* [Source material]

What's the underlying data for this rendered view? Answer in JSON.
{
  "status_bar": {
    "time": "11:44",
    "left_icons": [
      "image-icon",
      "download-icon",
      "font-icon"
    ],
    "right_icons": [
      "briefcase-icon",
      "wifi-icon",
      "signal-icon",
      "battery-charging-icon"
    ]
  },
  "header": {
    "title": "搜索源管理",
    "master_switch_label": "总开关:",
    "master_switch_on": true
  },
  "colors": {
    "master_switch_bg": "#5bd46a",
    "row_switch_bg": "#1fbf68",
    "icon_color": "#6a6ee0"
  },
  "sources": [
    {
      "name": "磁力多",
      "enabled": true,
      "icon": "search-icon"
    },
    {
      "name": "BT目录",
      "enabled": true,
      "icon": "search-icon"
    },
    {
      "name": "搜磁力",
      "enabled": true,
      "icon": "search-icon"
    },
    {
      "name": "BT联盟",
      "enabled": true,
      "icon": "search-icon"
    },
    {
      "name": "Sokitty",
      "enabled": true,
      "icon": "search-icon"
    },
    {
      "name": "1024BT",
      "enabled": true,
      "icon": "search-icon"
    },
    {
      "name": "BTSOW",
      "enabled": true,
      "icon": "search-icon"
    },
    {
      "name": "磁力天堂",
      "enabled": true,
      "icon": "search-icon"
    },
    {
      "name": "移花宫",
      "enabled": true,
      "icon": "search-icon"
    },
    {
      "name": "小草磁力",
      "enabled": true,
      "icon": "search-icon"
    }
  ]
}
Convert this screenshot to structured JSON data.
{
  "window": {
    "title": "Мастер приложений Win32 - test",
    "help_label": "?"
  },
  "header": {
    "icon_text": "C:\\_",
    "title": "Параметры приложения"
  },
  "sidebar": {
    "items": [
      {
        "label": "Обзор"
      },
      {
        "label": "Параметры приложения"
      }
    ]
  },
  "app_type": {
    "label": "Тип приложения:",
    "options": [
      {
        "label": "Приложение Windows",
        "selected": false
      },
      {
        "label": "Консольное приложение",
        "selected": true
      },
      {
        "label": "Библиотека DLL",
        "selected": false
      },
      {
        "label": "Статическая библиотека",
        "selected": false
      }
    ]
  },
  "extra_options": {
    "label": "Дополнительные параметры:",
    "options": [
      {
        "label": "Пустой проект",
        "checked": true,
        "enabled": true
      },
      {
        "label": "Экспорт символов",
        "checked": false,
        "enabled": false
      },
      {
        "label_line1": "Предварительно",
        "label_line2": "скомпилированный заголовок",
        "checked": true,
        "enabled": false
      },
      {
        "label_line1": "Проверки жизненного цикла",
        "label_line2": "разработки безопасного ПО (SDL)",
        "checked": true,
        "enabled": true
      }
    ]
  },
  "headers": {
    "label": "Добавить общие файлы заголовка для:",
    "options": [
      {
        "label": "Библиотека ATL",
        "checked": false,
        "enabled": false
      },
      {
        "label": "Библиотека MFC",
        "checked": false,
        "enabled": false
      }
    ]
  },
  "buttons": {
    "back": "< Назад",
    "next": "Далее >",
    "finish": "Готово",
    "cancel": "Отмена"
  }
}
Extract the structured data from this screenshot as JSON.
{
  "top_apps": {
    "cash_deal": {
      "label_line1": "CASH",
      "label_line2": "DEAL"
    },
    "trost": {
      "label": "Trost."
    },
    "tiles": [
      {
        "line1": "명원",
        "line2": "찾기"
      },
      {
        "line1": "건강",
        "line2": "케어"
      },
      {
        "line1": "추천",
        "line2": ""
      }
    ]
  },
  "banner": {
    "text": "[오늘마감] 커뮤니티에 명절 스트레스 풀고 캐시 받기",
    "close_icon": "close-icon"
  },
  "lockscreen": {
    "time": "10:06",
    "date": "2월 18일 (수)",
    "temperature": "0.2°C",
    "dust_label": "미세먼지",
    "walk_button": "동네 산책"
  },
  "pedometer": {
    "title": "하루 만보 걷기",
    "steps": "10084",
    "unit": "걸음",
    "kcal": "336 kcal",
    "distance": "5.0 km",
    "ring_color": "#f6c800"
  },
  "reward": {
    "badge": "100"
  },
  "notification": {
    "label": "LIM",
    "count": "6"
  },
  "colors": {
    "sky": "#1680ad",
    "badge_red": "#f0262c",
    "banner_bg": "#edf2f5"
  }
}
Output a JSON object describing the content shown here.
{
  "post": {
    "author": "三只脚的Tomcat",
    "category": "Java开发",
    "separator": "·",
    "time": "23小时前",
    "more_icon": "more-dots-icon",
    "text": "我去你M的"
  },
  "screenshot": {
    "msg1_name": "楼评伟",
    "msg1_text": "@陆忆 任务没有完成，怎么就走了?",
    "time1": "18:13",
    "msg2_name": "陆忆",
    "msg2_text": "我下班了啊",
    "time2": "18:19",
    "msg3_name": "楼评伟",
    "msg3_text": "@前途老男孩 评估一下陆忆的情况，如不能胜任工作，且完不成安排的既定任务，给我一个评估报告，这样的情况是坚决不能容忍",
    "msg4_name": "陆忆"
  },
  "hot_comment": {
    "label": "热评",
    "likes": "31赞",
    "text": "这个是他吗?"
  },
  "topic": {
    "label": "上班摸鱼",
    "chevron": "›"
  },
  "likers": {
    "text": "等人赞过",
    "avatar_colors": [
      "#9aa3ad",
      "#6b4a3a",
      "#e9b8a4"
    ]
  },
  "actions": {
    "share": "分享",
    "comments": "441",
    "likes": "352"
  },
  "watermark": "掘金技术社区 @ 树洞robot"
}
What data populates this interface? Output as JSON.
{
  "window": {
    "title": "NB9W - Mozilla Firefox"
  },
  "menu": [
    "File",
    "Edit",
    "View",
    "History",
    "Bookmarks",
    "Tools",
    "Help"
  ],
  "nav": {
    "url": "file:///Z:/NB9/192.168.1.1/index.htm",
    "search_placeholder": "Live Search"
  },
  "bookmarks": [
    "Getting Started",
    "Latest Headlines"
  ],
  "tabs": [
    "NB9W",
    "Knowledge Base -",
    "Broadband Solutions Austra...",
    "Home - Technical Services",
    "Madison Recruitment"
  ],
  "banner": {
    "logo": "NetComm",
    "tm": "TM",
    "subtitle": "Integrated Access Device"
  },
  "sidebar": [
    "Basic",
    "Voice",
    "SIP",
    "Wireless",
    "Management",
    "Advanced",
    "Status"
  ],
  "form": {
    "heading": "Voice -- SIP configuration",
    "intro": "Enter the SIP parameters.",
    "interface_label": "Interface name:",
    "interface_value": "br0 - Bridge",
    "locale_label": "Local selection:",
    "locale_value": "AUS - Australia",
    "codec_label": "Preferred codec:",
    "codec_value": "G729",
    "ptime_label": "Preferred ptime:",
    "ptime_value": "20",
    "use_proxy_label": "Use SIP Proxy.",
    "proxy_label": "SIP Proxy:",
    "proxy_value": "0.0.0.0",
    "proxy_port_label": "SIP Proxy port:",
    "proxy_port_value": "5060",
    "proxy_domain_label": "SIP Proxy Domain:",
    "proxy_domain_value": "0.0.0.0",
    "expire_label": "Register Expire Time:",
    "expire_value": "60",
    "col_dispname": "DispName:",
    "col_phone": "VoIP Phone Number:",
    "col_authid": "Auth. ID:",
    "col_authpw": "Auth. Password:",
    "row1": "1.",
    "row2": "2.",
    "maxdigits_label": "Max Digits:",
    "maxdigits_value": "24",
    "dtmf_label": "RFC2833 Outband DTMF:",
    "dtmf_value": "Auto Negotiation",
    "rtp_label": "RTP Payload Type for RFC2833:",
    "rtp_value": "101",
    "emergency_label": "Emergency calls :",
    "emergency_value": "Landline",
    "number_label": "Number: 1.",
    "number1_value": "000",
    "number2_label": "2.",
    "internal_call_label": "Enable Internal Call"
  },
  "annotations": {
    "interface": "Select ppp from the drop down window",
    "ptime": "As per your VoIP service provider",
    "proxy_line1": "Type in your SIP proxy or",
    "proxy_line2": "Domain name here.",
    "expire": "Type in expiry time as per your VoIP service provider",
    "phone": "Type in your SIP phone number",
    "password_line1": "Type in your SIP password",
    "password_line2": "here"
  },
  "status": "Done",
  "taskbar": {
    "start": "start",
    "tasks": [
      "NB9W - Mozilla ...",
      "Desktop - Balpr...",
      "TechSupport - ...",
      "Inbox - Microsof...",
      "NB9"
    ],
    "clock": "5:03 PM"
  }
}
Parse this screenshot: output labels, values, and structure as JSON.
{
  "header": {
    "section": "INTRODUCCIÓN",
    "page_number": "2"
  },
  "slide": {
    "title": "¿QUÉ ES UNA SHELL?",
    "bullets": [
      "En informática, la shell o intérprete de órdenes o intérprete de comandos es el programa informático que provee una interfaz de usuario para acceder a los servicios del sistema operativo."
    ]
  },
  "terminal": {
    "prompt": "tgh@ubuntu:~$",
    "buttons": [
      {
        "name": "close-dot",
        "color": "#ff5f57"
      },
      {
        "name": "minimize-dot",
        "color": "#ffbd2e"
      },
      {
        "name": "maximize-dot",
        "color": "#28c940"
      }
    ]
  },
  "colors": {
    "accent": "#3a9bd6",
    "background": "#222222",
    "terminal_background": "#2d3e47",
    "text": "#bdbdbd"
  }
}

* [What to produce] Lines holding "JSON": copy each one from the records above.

* [Completed task]
What's the underlying data for this rendered view? Answer in JSON.
Convert this screenshot to structured JSON data.
Extract the structured data from this screenshot as JSON.
Output a JSON object describing the content shown here.
What data populates this interface? Output as JSON.
Parse this screenshot: output labels, values, and structure as JSON.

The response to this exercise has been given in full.